How to find 4K programs in Prime Video

I’m taking the reins from Buckler again this week. That slacker just couldn’t come up with anything to compete with the rant I wanted to write, so look for his stuff here and I’m sure you’ll find some tame endorsement of one of our favorite products. No, friends, this week you’re getting both barrels from me, and for once I’m not making fun of Netflix.

The first world problem

OK I admit that what I’m going to talk about is the very definition of a “first world problem.” I moved to a large 4K TV and I’m not terribly happy with what I’m seeing. I wasn’t expecting to be happy, since I’ve been telling you for years that 4K streaming isn’t that good. Still, while expected the picture quality to be barely better than Blu-ray, I wasn’t expecting the number of problems I have had.

First a little detour about Netflix

Netflix no longer labels their HDR content as 4K. If you see the HDR content then you know it’s also 4K, but they don’t tell you that. I get it, it should be common sense, but sometimes common sense isn’t all that common. Then again, there’s no guarantee you’ll actually see true 4K or HDR when you stream anyway.

But now, back to Prime

Prime Video doesn’t offer a lot in 4K, that’s true. There are movies available for rental and purchase, but when you’re talking about free content there isn’t much to crow about. Among the very few that you can actually get are The Marvelous Mrs. Maisel and Homecoming. These are two of the best-reviewed shows of the season so it’s good to see they’re putting out some effort there. However, the way they present the 4K versions is just dumb stupid.

Go ahead, try to find 4K stuff, I dare you

If you search, you’ll find those shows but what you find, won’t be 4K in most cases. You won’t be told it’s only the HD feed. In fact you won’t be told anything and good luck figuring out what quality you’re getting.

After some random button pushing, I found that some — but not all — systems will show you the resolution that’s playing when you press the PAUSE button on the remote. You’ll see “HD 1080P” at the lower left corner. Now, you’d think somehow you could change that setting, the way YouTube lets you. You’d be wrong.

Even if you pick a title you know is in 4K, you’ll still get the 1080p version, unless you know the secret.

What not to do

I read a lot of web pages and they suggested resetting the smart TV, changing picture options, and all sorts of time wasters. Don’t bother with any of that, because it will only bring you heartache and pain.

Here’s what works

First, start by searching for “UHD.” Don’t search for “4K” because that won’t work. “UHD” is short for “Ultra HD” and it’s the term that manufacturers would rather you use instead of “4K.” Sorry, people, “UHD” is not going to happen. Stop trying to make “UHD” happen. It’s “4K,” get over it.

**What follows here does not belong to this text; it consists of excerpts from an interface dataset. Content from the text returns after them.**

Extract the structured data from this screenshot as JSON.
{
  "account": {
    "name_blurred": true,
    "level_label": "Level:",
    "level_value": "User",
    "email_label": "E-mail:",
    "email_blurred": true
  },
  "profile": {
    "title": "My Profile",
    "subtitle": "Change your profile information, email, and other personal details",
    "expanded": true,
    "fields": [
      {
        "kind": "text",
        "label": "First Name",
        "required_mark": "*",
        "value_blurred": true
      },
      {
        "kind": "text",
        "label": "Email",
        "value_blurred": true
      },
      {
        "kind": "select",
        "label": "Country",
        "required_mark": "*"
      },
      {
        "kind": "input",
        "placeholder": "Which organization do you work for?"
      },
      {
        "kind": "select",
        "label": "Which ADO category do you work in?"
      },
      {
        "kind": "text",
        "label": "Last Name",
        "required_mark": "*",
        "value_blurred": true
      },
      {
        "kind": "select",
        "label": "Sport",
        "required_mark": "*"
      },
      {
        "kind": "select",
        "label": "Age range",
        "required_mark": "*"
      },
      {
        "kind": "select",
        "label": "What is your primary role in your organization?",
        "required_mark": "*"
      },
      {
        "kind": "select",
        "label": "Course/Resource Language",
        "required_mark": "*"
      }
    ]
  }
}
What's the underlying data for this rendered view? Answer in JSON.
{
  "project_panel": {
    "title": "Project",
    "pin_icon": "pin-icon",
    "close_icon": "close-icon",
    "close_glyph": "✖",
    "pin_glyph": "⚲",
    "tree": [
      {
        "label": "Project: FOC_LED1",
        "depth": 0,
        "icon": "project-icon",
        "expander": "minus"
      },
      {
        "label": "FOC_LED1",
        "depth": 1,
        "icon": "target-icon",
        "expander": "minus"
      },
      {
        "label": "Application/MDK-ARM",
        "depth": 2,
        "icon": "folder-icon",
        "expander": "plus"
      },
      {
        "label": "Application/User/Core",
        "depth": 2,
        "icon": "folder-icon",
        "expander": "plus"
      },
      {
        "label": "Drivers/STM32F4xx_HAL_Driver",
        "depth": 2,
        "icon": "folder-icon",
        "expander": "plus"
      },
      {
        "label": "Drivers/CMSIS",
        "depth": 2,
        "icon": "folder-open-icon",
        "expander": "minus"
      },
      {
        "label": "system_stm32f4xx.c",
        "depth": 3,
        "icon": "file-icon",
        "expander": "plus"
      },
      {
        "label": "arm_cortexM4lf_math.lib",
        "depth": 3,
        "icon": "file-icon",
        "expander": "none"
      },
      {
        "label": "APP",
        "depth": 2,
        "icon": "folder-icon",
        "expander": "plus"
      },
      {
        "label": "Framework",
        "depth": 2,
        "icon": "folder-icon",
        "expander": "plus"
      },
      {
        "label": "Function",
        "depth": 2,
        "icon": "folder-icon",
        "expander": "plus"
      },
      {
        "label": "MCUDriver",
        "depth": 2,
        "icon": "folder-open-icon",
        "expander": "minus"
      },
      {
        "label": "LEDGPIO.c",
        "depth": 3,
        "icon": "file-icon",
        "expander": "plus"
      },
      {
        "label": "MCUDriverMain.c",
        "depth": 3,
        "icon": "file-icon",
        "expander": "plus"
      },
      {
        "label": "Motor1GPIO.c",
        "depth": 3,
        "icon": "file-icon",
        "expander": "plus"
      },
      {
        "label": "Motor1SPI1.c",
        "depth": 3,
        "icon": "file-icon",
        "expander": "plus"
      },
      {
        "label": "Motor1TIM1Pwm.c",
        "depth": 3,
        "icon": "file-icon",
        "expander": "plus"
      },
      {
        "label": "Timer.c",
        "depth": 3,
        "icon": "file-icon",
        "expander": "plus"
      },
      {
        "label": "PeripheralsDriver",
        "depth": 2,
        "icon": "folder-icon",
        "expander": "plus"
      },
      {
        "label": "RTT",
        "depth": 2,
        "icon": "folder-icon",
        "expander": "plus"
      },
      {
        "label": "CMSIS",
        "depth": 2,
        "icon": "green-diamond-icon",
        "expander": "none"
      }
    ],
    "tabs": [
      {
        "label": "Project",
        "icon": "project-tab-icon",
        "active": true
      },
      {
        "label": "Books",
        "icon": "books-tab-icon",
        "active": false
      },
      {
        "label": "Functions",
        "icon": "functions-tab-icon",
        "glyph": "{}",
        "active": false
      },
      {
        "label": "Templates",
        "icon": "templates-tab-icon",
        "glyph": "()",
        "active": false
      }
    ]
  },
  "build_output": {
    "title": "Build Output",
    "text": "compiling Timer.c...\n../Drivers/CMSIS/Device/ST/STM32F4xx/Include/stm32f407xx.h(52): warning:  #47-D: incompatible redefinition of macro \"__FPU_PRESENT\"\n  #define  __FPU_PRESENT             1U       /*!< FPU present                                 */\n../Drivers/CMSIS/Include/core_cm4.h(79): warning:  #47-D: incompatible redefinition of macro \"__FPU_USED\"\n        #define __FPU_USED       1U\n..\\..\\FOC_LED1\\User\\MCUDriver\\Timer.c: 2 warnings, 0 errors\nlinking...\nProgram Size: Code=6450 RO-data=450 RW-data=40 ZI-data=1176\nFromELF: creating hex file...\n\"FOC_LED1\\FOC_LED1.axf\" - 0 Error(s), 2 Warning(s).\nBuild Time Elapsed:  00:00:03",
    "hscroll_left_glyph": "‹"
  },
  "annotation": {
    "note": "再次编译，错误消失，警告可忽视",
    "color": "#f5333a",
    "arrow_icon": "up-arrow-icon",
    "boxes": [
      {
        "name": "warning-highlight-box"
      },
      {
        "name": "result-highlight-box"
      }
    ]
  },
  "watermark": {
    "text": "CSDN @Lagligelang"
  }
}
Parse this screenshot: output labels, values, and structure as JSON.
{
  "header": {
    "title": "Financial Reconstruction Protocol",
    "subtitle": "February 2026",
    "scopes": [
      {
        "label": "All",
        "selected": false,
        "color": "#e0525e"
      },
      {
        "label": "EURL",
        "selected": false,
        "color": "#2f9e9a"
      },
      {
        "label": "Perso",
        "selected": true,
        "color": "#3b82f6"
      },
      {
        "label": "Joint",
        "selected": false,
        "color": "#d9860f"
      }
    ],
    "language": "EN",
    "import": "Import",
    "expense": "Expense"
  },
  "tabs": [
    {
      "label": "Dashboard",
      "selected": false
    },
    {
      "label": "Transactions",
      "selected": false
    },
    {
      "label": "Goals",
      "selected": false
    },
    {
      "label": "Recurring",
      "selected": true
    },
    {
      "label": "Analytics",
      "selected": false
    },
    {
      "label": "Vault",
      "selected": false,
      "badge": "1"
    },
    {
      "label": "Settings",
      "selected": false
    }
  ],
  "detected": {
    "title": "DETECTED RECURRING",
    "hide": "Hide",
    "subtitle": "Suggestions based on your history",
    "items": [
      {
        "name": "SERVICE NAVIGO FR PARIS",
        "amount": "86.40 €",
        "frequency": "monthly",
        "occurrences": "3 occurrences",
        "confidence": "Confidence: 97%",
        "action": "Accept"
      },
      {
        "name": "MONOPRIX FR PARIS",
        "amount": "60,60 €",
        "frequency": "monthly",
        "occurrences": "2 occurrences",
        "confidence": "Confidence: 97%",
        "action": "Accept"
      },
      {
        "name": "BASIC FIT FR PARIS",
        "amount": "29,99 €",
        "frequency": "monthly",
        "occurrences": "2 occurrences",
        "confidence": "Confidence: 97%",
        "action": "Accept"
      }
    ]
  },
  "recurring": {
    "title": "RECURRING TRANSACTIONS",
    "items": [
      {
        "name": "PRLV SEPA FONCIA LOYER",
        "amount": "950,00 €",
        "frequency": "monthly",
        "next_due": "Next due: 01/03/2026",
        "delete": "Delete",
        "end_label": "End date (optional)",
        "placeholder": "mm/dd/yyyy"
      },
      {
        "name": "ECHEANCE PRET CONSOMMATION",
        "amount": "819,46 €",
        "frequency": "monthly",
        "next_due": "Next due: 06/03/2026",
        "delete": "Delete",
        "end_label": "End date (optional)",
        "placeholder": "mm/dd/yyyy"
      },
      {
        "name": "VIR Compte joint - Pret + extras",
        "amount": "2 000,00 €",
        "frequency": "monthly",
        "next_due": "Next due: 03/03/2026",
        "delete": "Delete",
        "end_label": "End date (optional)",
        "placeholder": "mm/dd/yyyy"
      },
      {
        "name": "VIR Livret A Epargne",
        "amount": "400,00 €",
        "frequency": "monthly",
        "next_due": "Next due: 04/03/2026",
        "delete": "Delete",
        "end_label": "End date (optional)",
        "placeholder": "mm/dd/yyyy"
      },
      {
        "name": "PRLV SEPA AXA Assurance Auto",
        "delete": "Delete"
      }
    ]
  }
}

When you search for “UHD”, you’ll get all sorts of phrases that match. Pick one at random, because they all work about the same.

Here’s where you’ll find 4K content… kinda.

You still have to look for it

Some of the content you see there is actually in 4K and some isn’t. Some, like Watchmen, is available in 4K but the version in the search is the HD version. Yes, seriously. I am not kidding you, I wish I were.

You’ll need to look in two places to make sure you’re actually choosing 4K content.

At the top left of the image you find a black “U HD” banner. Don’t know why the spacing is so odd, but seriously I wish that were the worst problem Prime has.

You will also see something like the words [Ultra HD] in the title. Sometimes it’s UHD, sometimes it’s Ultra HD, sometimes it’s 4K Ultra HD. there’s no consistency. But if you see the black banner and the name looks right, then you can have some confidence that you’ve picked the right thing.

Then, it has to actually work

You need 4K capable hardware and a sturdy internet connection. If you have both, once the program starts you can pause it and actually see those magic words at the lower left:

Which, as I said, is what they want to call 4K. This is incredibly stupid and I guarantee that 90% of people will not go through this nonsense just to watch something that’s practically indistinguishable from HD anyway.

Come on Amazon, get it together

It feels like Amazon really doesn’t want to do 4K. I’ll give them credit, at least they are trying, unlike Hulu and others who have practically no 4K content.  It’s just a shame that they do a rotten job of helping you find it. I’ll give it to Netflix here, if you do a search for 4K, you’ll get 4K stuff. It won’t look very good but you’ll get it.

I hope this rant and sort-of-tutorial helps someone else who is trying to watch 4K on Prime. At least at that point some good will have come of all this nonsense.

About the Author

Stuart Sweet
Stuart Sweet is the editor-in-chief of The Solid Signal Blog and a "master plumber" at Signal Group, LLC. He is the author of over 8,000 articles and longform tutorials including many posted here. Reach him by clicking on "Contact the Editor" at the bottom of this page.